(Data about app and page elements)
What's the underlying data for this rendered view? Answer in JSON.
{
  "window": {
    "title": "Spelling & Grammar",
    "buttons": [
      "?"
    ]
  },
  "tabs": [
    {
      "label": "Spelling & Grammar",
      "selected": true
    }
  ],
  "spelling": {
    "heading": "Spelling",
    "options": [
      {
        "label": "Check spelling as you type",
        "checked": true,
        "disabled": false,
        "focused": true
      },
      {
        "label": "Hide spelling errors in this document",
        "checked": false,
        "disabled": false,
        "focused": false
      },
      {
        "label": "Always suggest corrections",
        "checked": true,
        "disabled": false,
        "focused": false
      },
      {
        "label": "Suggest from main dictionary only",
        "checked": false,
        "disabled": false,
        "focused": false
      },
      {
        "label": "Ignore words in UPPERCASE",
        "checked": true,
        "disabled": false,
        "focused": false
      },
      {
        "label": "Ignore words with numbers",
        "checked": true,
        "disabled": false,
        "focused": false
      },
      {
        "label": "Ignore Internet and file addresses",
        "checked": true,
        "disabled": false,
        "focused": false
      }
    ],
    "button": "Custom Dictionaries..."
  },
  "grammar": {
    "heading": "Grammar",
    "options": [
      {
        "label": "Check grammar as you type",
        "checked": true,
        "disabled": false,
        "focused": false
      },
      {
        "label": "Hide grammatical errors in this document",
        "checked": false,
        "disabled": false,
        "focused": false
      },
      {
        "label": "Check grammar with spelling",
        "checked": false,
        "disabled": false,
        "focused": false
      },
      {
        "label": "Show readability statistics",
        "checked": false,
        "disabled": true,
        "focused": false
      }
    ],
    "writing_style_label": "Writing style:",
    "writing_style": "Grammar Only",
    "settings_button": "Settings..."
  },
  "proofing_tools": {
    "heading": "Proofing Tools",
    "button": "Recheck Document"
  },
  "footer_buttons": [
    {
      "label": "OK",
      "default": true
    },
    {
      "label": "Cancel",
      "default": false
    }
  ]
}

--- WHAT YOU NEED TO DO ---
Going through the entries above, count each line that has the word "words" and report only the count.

--- YOUR SOLUTION ---
2